Your focus – metrics or observation.
As a business gets larger, the challenge for managers is whether to only believe the performance measures (metrics) presented or to also take notice of the views from staff and customers. If only metrics are considered, managers are entering dangerous territory.
I have been reading about a major retailer in Australia that relied on metrics to drive the business. The measures reported that: prices were competitive; on-shelf availability was the best of all food retailers and same store sales were increasing. Yet increases in total sales and profitability were not happening – why?
So, senior management had a research firm ask consumers for their views; they said: prices are higher than competitors; empty shelves; old stock; no staff, so customer service is poor. If your customers are saying one thing and your metrics are saying another, what do you believe? The managers in this business believed the metrics, but why? Could it be that management bonuses were based on the metrics and if they were positive the bonus was higher; remember the old saying ‘we behave how we are measured’. In this business, the bonus driver for senior management was earnings per share and for operating managers it was gross margin. So – surprise, surprise – management’s effort went into reduced labour, less stock and fewer store refurbishments – a questionable recipe for long term business success.
A subsequent investigation identified that the metrics had been wrong for at least the past four years and possibly much longer.
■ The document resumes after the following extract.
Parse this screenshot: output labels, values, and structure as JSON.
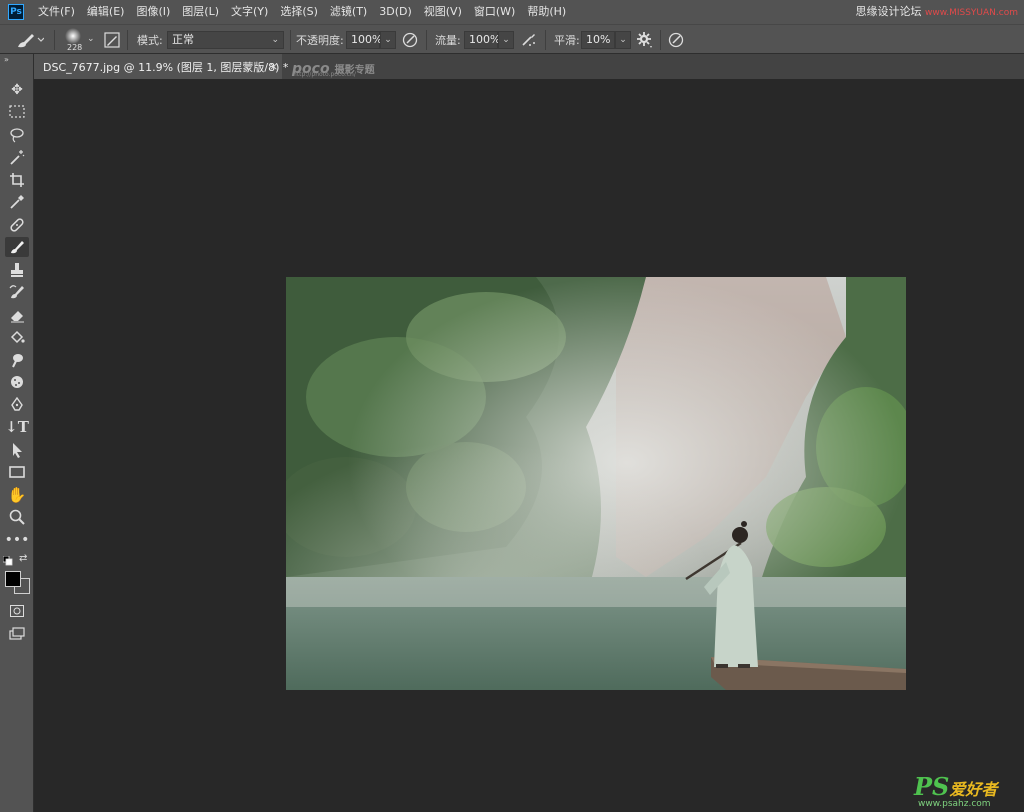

For example, why would the metrics show that on-shelf availability was the best of all food retailers, yet consumers complained of empty shelves? The review identified that on-shelf availability in each store was manually measured in the middle of the week and the majority of shelves were full. However, by Sunday, the busiest shopping day of the week, many shelves were empty and there were no staff employed to refill them; why – because penalty rates must be paid for work on Sunday. So the measure and the actual differed. And the measure that all was OK caused sales to be reduced, due to the focus on cost reduction.
What to do? Numbers are important, whether you are in retailing, distribution, manufacturing or whatever. However, I have learnt that the best way of understanding how your business is really functioning is through Management by Walking Around (MBWA). Its a tough call, but it requires you to get up from your desk, leave your computer and emails and walk around the facilities, be they shops, warehouses , factories or offices. Talk to the humans who work there, not just about the business and the challenges they have in effectively doing their job, but their values and attitudes. I had people employed as warehouse operators and factory staff who ran their own businesses at night and the weekend and others who were directors of sporting clubs and active in voluntary associations. Their knowledge and management capabilities provided good input about how to improve operations and the business; but first you have to ask the questions. As a former chairman of Toyota said “Go see, ask why, show respect”.
How to do MBWA
MBWA came to prominence in the early 1980’s, but I saw it practised before then. Even with today’s access to mobile communications and real-time reports, getting to the coal-face of your business and talking with people continues to be important. But where do you start MBWA? – as close to the customer as possible. If your business starts with consumers (i.e. retailing) then that is where you start. You then MBWA back through the business to inbound logistics and suppliers.
For the professional logistician, the objective is to provide availability of goods and services for the customer. So, in retail it is not sufficient to deliver onto the loading bay at the shop; you need to know whether the consumer is able to buy – the final storage area is the shelf. Likewise, if your business sells products to other businesses, delivery to the loading dock at the customers warehouse is not sufficient. You need to know if there are delays in the products being used; such as: hold-ups for QA testing, repacking into usable pack sizes, delays in the transfer of documents etc. So your MBWA starts with the customer.
When doing your MBWA, be clear about the the purpose of the business. What is the business trying to achieve for customers and staff? Profit is not the purpose – it is an outcome of achieving the purpose and anyway, the profit figure is what the finance director wants it to be.
Knowing and understanding the purpose of the business allows you to have a framework for the problem questions. When you ask these, focus on process: what do you want to achieve; followed by why can’t you – if it were not for what, stops you from achieving. After the problem questions ask the solution questions (for you and your staff) – ‘what if’ and ‘why not’.
Showing respect for others is the right thing to do and it must be good for your business. When talking with staff, respect also means that in valuing their input, you can challenge them to do their best in meeting the purpose of the business.
There are websites and publications that expand on MBWA, but the essence is that it is not a ‘walk around’. It is an opportunity for you to find out what actually happens behind the numbers and to set challenging expectations which you can follow-up. Do not get into the situation of the retailer and believe the numbers without verifying the real state of your business through observation and questioning.